That often means going to Holley's house, where she and her fiance, Kris McLaren, maintain one room entirely devoted to fostering cats.

On Thursday, Holley took four 9-week-old kittens she'd fostered from birth from her home to SARA's Treasures, a secondhand store Robertson opened to support the organization's animal rescue efforts.

Shy at first, Cyrus, Sylvester, Faith and Onyx soon began exploring their new surroundings, hopping up on display shelves or scooting under racks of clothing.

Located at 871 River Road, the store's entire inventory - clothing, books, jewelry, art works, toys and knick-knacks - has been donated by people in the community.

Proceeds from the shop, help cover SARA's veterinary bills, spay/neuter fees, rent and wages for Robertson and store manager Robin Loving. In addition, SARA receives donations of money and pet supplies from individuals and businesses in the community.

The store's new "spokeskittens" almost certainly would have been put down along with their pregnant mother if SARA hadn't intervened, Robertson said, but she doesn't want people to blame the county for euthanizing so many of the animals turned in to them.

"They do everything they can, but they don't have the financial or community support they need - we need everybody to be advocating on LCAS's behalf," Robertson said. "This is important - we need to give animals the (maximum) chance to be reclaimed or adopted."

The Register-Guard, Eugene, Oregon June 8, 2003. pg. A.1

Copyright 2003 The Register-Guard.
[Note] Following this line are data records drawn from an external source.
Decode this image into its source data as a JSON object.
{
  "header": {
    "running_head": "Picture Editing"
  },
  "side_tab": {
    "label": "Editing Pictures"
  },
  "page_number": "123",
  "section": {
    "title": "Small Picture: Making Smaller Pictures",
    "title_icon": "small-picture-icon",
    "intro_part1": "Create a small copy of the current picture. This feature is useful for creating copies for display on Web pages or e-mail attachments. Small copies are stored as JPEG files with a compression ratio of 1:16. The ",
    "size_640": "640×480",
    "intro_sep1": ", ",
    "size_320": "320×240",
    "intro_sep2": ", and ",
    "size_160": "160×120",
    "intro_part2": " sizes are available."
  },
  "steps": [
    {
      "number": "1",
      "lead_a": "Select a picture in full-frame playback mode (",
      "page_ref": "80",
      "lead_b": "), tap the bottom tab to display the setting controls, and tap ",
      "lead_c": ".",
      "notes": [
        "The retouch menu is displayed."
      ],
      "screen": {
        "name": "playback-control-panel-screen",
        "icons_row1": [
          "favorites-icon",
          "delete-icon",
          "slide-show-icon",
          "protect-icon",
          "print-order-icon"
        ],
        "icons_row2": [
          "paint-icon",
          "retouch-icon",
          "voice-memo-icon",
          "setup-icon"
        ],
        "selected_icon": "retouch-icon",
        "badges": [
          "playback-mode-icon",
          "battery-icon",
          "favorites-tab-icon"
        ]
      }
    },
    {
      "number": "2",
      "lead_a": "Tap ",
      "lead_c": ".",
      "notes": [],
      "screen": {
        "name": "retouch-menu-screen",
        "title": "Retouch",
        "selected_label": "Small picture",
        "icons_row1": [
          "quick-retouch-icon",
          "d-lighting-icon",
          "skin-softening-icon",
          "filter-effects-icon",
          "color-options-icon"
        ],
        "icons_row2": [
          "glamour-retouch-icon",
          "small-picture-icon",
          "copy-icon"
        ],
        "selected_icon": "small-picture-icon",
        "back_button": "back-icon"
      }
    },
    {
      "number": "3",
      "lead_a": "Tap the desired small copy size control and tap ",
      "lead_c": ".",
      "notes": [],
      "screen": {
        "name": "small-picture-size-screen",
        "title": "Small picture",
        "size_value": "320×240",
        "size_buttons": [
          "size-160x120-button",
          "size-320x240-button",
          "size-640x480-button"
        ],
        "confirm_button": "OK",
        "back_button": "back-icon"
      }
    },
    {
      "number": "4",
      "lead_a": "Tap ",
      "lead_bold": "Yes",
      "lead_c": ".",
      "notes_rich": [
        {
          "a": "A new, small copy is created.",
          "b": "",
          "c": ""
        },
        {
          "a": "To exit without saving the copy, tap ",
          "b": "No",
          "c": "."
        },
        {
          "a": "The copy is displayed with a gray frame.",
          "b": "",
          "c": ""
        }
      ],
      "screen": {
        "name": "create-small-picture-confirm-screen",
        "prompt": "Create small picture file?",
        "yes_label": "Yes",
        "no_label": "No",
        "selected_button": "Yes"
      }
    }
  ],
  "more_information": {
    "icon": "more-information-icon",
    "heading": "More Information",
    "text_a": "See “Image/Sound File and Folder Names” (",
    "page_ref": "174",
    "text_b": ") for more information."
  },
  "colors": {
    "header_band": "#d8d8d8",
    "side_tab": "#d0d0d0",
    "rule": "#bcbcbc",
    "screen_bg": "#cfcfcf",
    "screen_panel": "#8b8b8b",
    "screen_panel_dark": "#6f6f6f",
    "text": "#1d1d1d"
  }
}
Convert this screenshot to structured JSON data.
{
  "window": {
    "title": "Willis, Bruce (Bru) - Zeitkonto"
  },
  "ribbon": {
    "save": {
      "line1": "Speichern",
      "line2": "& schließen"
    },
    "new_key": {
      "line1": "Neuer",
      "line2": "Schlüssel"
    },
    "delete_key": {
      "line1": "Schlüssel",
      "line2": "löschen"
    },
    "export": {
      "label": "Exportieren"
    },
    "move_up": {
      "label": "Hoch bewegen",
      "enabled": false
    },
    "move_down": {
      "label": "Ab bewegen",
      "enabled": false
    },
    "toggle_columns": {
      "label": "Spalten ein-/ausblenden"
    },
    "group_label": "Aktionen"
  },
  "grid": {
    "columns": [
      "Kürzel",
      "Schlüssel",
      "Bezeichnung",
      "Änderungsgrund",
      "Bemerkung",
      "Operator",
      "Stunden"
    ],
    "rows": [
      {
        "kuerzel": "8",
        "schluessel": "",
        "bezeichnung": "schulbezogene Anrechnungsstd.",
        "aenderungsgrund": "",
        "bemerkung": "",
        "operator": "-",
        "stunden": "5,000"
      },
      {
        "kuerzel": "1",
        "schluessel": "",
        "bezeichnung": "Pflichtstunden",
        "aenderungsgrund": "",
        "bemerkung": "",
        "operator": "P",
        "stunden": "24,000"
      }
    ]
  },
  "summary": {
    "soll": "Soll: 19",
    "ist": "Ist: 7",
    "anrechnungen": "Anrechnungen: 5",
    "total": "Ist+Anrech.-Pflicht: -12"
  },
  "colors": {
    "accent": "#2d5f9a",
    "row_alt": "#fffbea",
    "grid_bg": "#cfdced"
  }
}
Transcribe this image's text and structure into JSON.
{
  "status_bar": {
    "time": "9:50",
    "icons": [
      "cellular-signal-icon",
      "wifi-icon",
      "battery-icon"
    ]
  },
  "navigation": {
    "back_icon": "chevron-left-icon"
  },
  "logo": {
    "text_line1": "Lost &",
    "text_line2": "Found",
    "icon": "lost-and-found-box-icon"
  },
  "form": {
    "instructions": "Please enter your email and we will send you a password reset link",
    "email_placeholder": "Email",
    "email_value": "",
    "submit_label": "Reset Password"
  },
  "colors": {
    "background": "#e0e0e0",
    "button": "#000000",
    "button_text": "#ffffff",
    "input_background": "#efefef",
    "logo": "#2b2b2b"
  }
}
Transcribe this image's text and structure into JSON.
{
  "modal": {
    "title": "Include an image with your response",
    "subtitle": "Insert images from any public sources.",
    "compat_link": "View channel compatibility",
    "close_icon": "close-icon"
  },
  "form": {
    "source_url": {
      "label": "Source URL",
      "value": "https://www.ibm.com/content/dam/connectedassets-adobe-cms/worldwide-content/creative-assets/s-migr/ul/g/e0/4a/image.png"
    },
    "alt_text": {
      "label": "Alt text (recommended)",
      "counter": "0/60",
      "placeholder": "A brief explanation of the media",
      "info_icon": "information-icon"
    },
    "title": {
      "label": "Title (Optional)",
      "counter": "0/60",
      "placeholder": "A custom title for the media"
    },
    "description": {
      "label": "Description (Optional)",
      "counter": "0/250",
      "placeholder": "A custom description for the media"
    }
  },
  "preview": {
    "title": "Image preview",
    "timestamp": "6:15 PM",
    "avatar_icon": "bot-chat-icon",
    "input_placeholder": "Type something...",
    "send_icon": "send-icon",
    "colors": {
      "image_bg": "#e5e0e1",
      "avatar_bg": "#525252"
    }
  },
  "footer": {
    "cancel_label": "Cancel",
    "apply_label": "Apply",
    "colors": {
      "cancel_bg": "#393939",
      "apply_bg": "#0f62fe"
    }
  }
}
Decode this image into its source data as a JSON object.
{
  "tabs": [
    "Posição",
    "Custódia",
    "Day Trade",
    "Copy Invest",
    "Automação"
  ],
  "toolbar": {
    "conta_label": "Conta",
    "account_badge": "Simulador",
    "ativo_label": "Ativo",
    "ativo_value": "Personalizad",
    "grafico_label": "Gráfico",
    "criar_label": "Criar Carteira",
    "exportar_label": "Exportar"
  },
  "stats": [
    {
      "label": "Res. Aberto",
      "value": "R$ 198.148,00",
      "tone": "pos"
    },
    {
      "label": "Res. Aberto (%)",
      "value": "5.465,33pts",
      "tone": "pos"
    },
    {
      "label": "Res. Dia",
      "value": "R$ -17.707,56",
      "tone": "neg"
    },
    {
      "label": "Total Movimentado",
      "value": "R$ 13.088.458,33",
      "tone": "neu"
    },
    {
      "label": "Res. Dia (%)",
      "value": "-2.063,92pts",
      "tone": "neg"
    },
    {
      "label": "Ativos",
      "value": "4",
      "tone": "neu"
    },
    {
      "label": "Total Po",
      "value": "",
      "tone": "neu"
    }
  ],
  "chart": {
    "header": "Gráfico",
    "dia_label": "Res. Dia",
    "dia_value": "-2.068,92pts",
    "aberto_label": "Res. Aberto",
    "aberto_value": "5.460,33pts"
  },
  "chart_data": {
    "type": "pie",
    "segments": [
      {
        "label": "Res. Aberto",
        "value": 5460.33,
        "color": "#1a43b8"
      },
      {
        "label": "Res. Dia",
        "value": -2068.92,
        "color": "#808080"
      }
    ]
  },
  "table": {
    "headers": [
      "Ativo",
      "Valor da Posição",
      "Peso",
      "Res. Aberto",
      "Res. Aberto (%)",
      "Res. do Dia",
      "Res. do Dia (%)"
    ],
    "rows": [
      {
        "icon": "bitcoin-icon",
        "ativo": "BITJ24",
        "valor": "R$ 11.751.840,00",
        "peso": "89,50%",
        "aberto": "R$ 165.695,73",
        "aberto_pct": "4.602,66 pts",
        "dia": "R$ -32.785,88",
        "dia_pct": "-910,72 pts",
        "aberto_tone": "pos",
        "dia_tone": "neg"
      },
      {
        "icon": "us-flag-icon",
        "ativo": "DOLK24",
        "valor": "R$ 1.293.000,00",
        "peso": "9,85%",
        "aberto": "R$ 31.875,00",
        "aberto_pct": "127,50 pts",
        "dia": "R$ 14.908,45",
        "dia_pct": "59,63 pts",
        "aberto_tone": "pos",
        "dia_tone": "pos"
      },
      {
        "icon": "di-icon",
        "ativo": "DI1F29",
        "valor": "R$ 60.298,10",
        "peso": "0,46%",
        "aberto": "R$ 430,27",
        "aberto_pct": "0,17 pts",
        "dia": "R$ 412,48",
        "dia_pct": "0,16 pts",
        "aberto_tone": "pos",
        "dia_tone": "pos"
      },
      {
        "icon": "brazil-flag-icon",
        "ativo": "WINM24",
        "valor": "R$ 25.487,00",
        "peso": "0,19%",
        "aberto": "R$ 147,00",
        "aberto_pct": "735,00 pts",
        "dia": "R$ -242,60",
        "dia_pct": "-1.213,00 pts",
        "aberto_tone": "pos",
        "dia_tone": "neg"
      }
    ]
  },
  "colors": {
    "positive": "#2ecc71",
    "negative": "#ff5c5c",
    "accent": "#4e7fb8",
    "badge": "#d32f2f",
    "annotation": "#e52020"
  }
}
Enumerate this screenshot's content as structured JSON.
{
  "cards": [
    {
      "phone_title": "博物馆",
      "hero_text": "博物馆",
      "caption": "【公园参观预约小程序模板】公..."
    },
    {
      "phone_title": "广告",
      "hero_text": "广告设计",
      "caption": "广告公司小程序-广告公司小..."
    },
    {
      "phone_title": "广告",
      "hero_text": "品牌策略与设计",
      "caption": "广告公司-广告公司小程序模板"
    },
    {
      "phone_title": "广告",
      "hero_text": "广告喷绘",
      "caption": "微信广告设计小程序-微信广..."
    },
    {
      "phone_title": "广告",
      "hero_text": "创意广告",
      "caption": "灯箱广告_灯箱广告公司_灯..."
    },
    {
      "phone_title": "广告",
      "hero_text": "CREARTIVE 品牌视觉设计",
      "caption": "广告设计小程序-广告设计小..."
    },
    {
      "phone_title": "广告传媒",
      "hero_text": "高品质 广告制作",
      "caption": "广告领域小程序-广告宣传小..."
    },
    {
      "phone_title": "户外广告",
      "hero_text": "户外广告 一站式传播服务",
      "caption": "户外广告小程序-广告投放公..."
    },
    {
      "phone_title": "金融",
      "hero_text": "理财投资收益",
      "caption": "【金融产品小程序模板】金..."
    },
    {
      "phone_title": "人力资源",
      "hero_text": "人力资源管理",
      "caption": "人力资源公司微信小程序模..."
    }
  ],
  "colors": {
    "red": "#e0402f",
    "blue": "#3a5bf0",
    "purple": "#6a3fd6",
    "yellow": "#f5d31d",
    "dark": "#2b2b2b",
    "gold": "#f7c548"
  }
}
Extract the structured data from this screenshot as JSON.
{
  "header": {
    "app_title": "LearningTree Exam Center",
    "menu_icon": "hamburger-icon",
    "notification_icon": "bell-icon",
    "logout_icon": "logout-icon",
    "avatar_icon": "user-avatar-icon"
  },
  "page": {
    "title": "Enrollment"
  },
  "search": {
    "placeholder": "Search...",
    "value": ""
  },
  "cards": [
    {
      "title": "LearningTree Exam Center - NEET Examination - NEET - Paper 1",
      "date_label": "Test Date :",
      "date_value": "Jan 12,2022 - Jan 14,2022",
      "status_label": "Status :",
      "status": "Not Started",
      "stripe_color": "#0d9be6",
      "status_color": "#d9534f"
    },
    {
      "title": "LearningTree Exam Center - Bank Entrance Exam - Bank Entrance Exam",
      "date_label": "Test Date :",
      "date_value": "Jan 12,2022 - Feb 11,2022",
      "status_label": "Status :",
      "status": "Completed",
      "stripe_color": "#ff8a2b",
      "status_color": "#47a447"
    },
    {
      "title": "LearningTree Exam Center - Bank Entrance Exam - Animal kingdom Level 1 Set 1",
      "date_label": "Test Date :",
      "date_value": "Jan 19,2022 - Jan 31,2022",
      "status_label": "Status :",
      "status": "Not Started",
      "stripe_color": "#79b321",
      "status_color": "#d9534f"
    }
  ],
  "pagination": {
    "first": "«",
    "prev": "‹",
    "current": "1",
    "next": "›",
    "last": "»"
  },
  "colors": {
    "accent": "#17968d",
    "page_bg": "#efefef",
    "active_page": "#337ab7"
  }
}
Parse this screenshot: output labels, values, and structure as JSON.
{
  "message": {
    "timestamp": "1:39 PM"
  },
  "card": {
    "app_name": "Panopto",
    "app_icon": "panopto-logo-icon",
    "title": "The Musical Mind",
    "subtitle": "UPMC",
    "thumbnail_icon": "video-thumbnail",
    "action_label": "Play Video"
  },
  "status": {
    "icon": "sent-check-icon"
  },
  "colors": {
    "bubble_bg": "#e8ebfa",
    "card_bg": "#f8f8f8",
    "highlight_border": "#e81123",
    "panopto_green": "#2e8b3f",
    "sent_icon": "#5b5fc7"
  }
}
All right reserved.Reproduced with permission of the copyright owner. Further reproduction or distribution is prohibited without permission.